For example, one firm failed to identify an 87-year-old widow on a 95-year debt management plan as vulnerable, despite her telling the firm several times that she had difficulty with technology and with figures and paperwork.
Another firm collected unaffordable payments from a vulnerable customer for six months, despite having been told that the customer was struggling financially and had had to give up work after being diagnosed with cancer.
The FCA has started supervisory action in these cases.
Jonathan Davidson, FCA executive director of supervision, retail and authorisation said: “We are pleased to see the progress that debt management firms have made in becoming compliant.
“Those who have focused their culture on what is best for their customers, and not just on compliance, have made the biggest strides.
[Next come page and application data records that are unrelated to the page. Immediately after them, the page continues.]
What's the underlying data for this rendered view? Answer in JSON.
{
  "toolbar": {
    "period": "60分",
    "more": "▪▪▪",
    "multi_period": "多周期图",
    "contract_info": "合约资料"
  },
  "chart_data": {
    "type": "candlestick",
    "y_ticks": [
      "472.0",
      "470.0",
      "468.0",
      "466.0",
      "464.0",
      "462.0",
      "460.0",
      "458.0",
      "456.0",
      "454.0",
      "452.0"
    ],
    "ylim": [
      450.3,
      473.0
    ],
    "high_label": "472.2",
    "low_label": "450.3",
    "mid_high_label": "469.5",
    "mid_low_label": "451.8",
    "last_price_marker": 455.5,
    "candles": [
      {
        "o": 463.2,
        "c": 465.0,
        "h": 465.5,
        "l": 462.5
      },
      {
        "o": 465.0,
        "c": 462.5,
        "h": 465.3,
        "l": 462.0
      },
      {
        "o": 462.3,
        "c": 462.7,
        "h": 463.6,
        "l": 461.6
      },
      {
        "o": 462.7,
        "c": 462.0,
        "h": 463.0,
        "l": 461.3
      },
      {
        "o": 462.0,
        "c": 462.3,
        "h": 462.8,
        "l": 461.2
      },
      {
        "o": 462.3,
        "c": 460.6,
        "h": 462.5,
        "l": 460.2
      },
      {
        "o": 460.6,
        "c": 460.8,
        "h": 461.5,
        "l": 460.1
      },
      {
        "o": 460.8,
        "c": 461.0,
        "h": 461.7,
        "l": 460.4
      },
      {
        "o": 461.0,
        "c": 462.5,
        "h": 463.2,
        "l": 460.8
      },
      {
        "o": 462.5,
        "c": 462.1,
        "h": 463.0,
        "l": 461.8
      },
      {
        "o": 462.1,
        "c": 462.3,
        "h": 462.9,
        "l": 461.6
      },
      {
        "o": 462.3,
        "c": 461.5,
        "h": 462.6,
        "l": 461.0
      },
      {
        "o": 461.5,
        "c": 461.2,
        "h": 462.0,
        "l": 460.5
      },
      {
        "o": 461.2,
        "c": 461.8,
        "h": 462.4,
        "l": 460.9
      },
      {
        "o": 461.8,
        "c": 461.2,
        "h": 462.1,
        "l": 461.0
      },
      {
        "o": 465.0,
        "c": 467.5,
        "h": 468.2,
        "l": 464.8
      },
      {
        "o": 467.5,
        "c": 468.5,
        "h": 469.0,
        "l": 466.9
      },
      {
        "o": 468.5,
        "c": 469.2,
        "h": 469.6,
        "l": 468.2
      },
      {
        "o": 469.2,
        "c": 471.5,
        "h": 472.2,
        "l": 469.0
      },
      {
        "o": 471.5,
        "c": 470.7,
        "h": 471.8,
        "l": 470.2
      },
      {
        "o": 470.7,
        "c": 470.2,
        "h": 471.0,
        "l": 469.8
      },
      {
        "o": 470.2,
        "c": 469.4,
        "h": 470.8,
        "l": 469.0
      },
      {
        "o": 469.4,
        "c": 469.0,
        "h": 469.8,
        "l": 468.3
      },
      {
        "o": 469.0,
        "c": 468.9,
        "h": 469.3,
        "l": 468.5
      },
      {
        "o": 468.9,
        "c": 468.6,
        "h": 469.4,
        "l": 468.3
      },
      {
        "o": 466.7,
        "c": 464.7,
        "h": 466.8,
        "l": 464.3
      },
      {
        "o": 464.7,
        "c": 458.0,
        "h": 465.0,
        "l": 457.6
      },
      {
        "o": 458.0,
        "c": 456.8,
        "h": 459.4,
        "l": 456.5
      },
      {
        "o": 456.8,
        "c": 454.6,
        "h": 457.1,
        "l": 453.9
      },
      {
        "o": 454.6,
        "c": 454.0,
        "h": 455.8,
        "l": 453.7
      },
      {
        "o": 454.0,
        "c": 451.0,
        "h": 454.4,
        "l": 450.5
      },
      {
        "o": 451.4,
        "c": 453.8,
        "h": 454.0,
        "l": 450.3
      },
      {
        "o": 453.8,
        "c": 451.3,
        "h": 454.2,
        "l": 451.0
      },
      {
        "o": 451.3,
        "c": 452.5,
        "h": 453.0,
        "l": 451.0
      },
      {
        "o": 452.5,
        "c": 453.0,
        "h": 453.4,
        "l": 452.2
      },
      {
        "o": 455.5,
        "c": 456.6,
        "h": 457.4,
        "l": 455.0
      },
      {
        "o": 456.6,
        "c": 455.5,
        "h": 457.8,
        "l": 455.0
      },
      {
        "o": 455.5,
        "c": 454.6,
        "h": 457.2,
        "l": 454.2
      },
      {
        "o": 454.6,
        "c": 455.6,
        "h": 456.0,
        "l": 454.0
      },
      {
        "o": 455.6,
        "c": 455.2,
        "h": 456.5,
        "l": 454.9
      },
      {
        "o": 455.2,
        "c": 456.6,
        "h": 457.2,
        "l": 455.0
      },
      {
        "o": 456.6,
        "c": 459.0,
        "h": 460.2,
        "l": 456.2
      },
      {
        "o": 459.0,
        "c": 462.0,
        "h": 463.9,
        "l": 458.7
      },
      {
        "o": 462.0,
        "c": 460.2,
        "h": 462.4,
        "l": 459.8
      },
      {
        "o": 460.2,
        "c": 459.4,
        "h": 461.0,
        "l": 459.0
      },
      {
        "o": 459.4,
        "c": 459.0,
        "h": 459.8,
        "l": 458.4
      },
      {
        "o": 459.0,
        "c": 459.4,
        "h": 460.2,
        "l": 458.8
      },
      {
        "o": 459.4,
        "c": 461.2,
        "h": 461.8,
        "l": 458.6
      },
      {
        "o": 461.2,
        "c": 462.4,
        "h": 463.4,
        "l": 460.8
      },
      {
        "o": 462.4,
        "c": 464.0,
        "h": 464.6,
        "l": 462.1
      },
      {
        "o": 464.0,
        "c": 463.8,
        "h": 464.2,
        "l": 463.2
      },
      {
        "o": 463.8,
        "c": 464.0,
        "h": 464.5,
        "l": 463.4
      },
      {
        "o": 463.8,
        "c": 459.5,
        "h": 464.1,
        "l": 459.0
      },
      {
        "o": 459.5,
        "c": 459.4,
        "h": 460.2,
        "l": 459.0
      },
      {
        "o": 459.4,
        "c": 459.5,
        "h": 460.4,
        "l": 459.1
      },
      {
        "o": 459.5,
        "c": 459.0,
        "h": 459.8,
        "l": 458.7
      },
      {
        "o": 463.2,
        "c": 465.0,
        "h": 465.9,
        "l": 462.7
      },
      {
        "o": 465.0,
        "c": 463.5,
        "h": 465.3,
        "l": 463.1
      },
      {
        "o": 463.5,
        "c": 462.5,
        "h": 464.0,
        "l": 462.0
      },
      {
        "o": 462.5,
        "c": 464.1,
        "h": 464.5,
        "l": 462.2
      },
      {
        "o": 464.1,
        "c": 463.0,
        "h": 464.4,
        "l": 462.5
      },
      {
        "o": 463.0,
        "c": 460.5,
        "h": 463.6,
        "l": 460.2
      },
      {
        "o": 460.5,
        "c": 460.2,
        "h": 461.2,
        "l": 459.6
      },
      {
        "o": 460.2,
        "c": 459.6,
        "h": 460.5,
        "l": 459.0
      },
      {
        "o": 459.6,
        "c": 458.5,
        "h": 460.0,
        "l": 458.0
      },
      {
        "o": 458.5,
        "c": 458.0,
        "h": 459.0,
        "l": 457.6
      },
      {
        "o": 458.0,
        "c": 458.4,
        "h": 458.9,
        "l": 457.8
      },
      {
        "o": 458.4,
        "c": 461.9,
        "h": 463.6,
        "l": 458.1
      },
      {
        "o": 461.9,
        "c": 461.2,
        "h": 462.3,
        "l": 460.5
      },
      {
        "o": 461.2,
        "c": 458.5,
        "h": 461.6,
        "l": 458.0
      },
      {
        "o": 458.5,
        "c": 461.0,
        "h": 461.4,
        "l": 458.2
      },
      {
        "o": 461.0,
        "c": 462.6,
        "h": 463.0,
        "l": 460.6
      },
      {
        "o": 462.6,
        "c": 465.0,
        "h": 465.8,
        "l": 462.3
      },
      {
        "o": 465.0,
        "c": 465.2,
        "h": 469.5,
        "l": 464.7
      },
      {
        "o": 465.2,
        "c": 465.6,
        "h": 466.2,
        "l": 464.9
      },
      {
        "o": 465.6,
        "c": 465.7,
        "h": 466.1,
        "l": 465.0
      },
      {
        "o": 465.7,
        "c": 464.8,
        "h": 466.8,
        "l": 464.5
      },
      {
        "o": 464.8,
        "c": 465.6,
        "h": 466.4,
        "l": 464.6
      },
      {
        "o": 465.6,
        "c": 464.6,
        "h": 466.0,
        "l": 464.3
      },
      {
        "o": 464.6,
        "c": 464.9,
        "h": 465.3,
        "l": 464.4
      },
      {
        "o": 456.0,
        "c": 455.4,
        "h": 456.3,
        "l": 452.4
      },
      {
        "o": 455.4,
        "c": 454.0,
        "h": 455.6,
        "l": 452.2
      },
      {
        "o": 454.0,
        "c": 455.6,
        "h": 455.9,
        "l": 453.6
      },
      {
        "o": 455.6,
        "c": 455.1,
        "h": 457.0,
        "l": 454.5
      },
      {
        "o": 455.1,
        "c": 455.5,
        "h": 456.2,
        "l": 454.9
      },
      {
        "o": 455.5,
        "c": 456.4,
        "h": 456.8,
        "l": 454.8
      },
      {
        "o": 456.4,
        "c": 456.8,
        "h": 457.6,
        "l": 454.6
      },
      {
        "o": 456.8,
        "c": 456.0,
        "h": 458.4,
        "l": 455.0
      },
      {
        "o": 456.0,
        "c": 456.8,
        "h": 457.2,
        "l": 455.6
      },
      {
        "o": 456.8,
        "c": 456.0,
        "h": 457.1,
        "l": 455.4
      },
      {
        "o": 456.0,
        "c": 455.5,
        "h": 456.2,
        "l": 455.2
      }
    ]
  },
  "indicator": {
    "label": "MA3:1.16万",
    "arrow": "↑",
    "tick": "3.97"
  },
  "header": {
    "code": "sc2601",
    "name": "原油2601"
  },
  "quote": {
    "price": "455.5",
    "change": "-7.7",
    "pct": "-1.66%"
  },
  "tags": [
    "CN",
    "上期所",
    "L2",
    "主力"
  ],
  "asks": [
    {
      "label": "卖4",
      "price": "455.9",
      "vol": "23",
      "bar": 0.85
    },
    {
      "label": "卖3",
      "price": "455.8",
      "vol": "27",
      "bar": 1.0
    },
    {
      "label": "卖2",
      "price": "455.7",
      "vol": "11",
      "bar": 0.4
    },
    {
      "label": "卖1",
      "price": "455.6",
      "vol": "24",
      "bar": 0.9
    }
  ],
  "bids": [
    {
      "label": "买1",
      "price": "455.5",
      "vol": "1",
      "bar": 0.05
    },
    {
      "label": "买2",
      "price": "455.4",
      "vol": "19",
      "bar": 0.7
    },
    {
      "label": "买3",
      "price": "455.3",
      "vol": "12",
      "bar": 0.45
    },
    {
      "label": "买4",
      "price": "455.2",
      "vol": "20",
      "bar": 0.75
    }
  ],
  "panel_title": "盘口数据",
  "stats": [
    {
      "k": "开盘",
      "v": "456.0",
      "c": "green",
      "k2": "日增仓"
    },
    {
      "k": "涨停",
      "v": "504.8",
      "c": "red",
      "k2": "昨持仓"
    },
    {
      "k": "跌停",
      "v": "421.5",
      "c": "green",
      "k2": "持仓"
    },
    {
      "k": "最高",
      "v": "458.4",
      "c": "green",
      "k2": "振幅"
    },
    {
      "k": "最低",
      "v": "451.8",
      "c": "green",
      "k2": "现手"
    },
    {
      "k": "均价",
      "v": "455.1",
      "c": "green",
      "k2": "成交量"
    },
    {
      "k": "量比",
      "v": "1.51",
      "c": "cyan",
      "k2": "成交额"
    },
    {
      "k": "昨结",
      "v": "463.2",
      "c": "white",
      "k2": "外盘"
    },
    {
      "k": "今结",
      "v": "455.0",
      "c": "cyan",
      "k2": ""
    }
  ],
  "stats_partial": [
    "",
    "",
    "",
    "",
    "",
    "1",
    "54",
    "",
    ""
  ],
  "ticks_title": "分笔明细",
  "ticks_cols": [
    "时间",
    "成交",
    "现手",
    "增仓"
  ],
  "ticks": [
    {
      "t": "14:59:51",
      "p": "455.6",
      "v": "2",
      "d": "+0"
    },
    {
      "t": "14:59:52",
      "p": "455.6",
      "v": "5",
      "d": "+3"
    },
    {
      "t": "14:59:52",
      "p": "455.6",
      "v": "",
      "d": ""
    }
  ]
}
“But many firms have more to do, particularly for more vulnerable consumers, and we have also found that a small number still have unacceptable standards and practices – so we are taking action to stop this.”
The FCA has given feedback to firms in the review and said firms should look at its findings and consider the implications for their business, including putting the situation right if customers have not received the treatment expected.
The FCA set out, on taking over responsibility for regulation of consumer credit in 2014, that firms in this sector needed to raise their game if they wanted to continue to operate.
It said the sector has changed considerably under FCA scrutiny and regulation – and only around one in eight commercial firms offering debt management plans that applied for authorisation to continue under the FCA regime subsequently achieved this.
People who are struggling with debt can access free, expert and independent advice by using the debt advice locator tool on the website of the Money Advice Service, which is part of the Single Financial Guidance Body, at https://www.moneyadviceservice.org.uk/en/tools/debt-advice-locator.